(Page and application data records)
######

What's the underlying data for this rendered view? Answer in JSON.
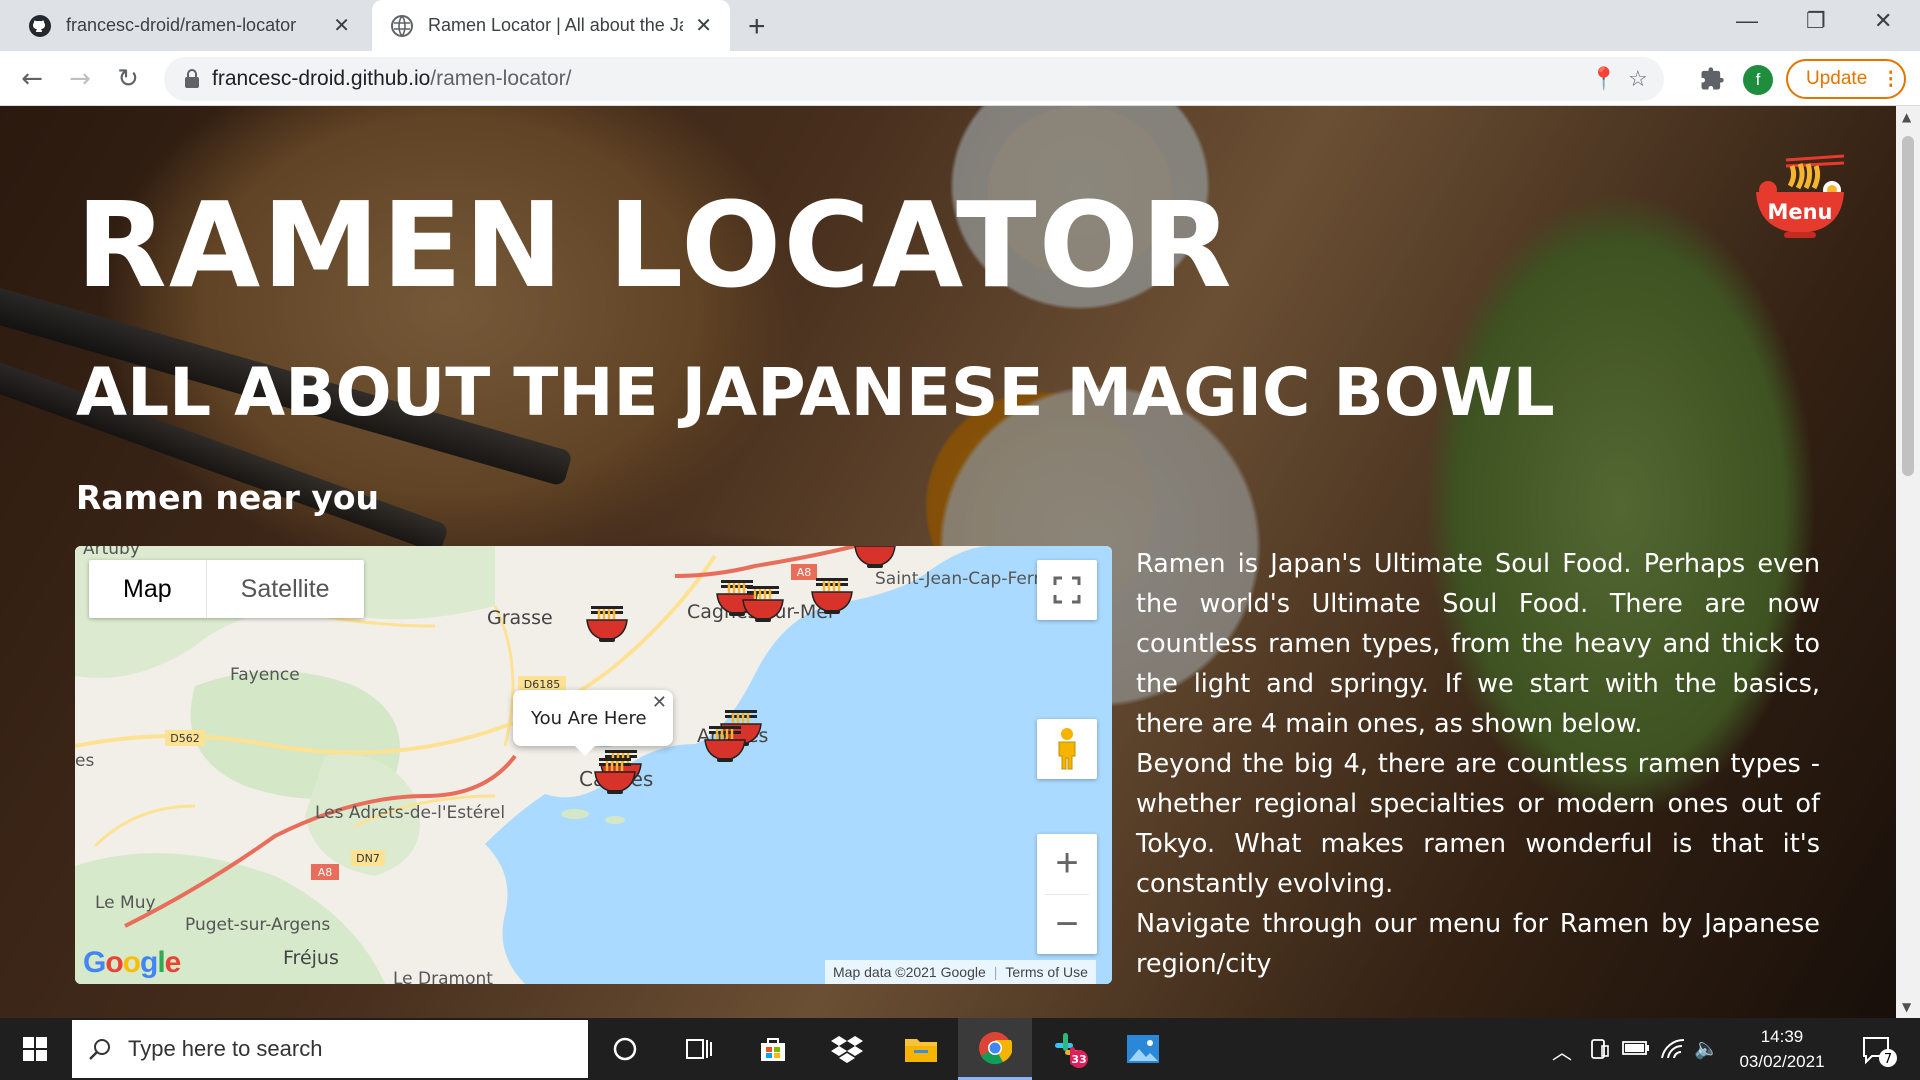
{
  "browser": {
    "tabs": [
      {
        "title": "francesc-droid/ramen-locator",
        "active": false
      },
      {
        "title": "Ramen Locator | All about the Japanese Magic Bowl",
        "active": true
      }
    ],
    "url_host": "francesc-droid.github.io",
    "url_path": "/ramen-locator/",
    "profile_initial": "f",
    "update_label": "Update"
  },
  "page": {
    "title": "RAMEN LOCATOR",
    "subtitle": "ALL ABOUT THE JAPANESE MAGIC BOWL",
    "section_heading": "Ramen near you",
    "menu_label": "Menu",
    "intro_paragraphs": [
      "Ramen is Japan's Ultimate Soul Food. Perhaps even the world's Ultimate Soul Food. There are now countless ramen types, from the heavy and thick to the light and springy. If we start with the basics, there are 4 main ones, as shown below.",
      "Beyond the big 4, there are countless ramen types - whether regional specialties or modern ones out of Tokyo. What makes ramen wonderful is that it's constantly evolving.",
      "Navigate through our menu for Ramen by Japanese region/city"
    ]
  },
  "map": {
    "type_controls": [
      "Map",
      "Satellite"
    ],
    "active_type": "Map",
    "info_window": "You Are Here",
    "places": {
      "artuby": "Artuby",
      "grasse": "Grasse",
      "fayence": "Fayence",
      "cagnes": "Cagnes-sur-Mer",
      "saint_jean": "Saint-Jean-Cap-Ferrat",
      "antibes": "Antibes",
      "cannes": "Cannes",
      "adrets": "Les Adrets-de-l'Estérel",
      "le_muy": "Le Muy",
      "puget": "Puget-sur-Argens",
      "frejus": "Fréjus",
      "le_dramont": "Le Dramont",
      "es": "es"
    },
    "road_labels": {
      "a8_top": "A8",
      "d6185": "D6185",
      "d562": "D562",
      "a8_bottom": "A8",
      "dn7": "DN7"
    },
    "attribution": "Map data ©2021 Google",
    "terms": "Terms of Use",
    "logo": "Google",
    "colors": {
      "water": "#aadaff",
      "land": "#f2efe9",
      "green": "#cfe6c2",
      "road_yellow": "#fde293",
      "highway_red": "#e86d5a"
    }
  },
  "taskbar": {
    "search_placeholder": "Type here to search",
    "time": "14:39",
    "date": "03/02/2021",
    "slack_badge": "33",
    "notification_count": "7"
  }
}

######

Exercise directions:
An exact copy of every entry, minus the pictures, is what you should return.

Solved problem:
What's the underlying data for this rendered view? Answer in JSON.
{
  "browser": {
    "tabs": [
      {
        "title": "francesc-droid/ramen-locator",
        "active": false
      },
      {
        "title": "Ramen Locator | All about the Japanese Magic Bowl",
        "active": true
      }
    ],
    "url_host": "francesc-droid.github.io",
    "url_path": "/ramen-locator/",
    "profile_initial": "f",
    "update_label": "Update"
  },
  "page": {
    "title": "RAMEN LOCATOR",
    "subtitle": "ALL ABOUT THE JAPANESE MAGIC BOWL",
    "section_heading": "Ramen near you",
    "menu_label": "Menu",
    "intro_paragraphs": [
      "Ramen is Japan's Ultimate Soul Food. Perhaps even the world's Ultimate Soul Food. There are now countless ramen types, from the heavy and thick to the light and springy. If we start with the basics, there are 4 main ones, as shown below.",
      "Beyond the big 4, there are countless ramen types - whether regional specialties or modern ones out of Tokyo. What makes ramen wonderful is that it's constantly evolving.",
      "Navigate through our menu for Ramen by Japanese region/city"
    ]
  },
  "map": {
    "type_controls": [
      "Map",
      "Satellite"
    ],
    "active_type": "Map",
    "info_window": "You Are Here",
    "places": {
      "artuby": "Artuby",
      "grasse": "Grasse",
      "fayence": "Fayence",
      "cagnes": "Cagnes-sur-Mer",
      "saint_jean": "Saint-Jean-Cap-Ferrat",
      "antibes": "Antibes",
      "cannes": "Cannes",
      "adrets": "Les Adrets-de-l'Estérel",
      "le_muy": "Le Muy",
      "puget": "Puget-sur-Argens",
      "frejus": "Fréjus",
      "le_dramont": "Le Dramont",
      "es": "es"
    },
    "road_labels": {
      "a8_top": "A8",
      "d6185": "D6185",
      "d562": "D562",
      "a8_bottom": "A8",
      "dn7": "DN7"
    },
    "attribution": "Map data ©2021 Google",
    "terms": "Terms of Use",
    "logo": "Google",
    "colors": {
      "water": "#aadaff",
      "land": "#f2efe9",
      "green": "#cfe6c2",
      "road_yellow": "#fde293",
      "highway_red": "#e86d5a"
    }
  },
  "taskbar": {
    "search_placeholder": "Type here to search",
    "time": "14:39",
    "date": "03/02/2021",
    "slack_badge": "33",
    "notification_count": "7"
  }
}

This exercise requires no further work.